• [Task statement]: The records should be written out in full, with nothing altered.

** Opening Records for the task block **

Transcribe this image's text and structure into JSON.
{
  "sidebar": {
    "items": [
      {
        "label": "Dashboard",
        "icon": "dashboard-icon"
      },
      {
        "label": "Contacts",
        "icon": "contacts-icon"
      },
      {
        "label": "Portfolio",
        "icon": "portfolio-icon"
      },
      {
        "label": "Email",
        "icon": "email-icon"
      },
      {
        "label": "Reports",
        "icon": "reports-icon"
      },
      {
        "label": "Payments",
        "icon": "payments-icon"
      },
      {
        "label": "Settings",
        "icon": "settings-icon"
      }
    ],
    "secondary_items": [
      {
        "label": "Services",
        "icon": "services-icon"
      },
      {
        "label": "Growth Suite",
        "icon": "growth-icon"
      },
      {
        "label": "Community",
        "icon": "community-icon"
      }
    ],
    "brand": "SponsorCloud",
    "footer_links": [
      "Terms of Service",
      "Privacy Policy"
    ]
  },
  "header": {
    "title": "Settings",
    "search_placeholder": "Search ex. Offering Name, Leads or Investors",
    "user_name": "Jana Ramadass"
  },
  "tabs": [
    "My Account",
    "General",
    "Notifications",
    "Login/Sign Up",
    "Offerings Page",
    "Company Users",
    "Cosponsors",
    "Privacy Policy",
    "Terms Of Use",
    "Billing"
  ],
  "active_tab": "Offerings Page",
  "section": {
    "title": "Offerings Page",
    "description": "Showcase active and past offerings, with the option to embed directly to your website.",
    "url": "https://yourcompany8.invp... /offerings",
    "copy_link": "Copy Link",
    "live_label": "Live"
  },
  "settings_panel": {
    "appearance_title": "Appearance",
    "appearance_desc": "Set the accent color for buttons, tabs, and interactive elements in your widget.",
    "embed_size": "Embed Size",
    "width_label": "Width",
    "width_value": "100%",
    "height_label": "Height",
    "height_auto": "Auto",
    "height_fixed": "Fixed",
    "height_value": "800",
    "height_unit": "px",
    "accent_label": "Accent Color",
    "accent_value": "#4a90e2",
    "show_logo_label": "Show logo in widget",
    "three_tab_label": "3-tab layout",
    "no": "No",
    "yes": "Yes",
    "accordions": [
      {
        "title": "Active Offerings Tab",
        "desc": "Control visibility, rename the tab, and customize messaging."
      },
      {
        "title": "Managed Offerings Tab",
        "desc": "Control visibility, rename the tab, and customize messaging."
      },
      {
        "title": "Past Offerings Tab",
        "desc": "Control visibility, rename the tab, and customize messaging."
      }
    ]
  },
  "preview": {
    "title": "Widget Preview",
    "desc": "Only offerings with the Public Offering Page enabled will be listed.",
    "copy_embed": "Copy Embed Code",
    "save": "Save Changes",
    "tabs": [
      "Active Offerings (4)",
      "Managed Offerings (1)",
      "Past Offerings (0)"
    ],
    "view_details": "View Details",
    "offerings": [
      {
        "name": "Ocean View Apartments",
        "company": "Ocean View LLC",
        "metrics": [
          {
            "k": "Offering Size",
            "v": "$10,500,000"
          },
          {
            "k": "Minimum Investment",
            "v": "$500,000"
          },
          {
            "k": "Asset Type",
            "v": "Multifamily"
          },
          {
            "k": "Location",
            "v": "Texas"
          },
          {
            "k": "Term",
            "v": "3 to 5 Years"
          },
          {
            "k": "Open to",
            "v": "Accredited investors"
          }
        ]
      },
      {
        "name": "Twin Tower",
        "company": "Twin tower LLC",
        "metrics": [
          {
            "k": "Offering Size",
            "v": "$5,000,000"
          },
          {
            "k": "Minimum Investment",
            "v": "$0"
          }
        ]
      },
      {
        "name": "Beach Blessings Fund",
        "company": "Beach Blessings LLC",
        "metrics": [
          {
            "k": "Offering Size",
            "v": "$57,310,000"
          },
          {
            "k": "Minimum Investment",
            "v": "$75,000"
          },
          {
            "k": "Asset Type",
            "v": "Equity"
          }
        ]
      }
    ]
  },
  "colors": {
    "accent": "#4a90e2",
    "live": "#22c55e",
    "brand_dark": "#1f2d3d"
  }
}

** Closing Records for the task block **

• [Response area]:
Transcribe this image's text and structure into JSON.
{
  "sidebar": {
    "items": [
      {
        "label": "Dashboard",
        "icon": "dashboard-icon"
      },
      {
        "label": "Contacts",
        "icon": "contacts-icon"
      },
      {
        "label": "Portfolio",
        "icon": "portfolio-icon"
      },
      {
        "label": "Email",
        "icon": "email-icon"
      },
      {
        "label": "Reports",
        "icon": "reports-icon"
      },
      {
        "label": "Payments",
        "icon": "payments-icon"
      },
      {
        "label": "Settings",
        "icon": "settings-icon"
      }
    ],
    "secondary_items": [
      {
        "label": "Services",
        "icon": "services-icon"
      },
      {
        "label": "Growth Suite",
        "icon": "growth-icon"
      },
      {
        "label": "Community",
        "icon": "community-icon"
      }
    ],
    "brand": "SponsorCloud",
    "footer_links": [
      "Terms of Service",
      "Privacy Policy"
    ]
  },
  "header": {
    "title": "Settings",
    "search_placeholder": "Search ex. Offering Name, Leads or Investors",
    "user_name": "Jana Ramadass"
  },
  "tabs": [
    "My Account",
    "General",
    "Notifications",
    "Login/Sign Up",
    "Offerings Page",
    "Company Users",
    "Cosponsors",
    "Privacy Policy",
    "Terms Of Use",
    "Billing"
  ],
  "active_tab": "Offerings Page",
  "section": {
    "title": "Offerings Page",
    "description": "Showcase active and past offerings, with the option to embed directly to your website.",
    "url": "https://yourcompany8.invp... /offerings",
    "copy_link": "Copy Link",
    "live_label": "Live"
  },
  "settings_panel": {
    "appearance_title": "Appearance",
    "appearance_desc": "Set the accent color for buttons, tabs, and interactive elements in your widget.",
    "embed_size": "Embed Size",
    "width_label": "Width",
    "width_value": "100%",
    "height_label": "Height",
    "height_auto": "Auto",
    "height_fixed": "Fixed",
    "height_value": "800",
    "height_unit": "px",
    "accent_label": "Accent Color",
    "accent_value": "#4a90e2",
    "show_logo_label": "Show logo in widget",
    "three_tab_label": "3-tab layout",
    "no": "No",
    "yes": "Yes",
    "accordions": [
      {
        "title": "Active Offerings Tab",
        "desc": "Control visibility, rename the tab, and customize messaging."
      },
      {
        "title": "Managed Offerings Tab",
        "desc": "Control visibility, rename the tab, and customize messaging."
      },
      {
        "title": "Past Offerings Tab",
        "desc": "Control visibility, rename the tab, and customize messaging."
      }
    ]
  },
  "preview": {
    "title": "Widget Preview",
    "desc": "Only offerings with the Public Offering Page enabled will be listed.",
    "copy_embed": "Copy Embed Code",
    "save": "Save Changes",
    "tabs": [
      "Active Offerings (4)",
      "Managed Offerings (1)",
      "Past Offerings (0)"
    ],
    "view_details": "View Details",
    "offerings": [
      {
        "name": "Ocean View Apartments",
        "company": "Ocean View LLC",
        "metrics": [
          {
            "k": "Offering Size",
            "v": "$10,500,000"
          },
          {
            "k": "Minimum Investment",
            "v": "$500,000"
          },
          {
            "k": "Asset Type",
            "v": "Multifamily"
          },
          {
            "k": "Location",
            "v": "Texas"
          },
          {
            "k": "Term",
            "v": "3 to 5 Years"
          },
          {
            "k": "Open to",
            "v": "Accredited investors"
          }
        ]
      },
      {
        "name": "Twin Tower",
        "company": "Twin tower LLC",
        "metrics": [
          {
            "k": "Offering Size",
            "v": "$5,000,000"
          },
          {
            "k": "Minimum Investment",
            "v": "$0"
          }
        ]
      },
      {
        "name": "Beach Blessings Fund",
        "company": "Beach Blessings LLC",
        "metrics": [
          {
            "k": "Offering Size",
            "v": "$57,310,000"
          },
          {
            "k": "Minimum Investment",
            "v": "$75,000"
          },
          {
            "k": "Asset Type",
            "v": "Equity"
          }
        ]
      }
    ]
  },
  "colors": {
    "accent": "#4a90e2",
    "live": "#22c55e",
    "brand_dark": "#1f2d3d"
  }
}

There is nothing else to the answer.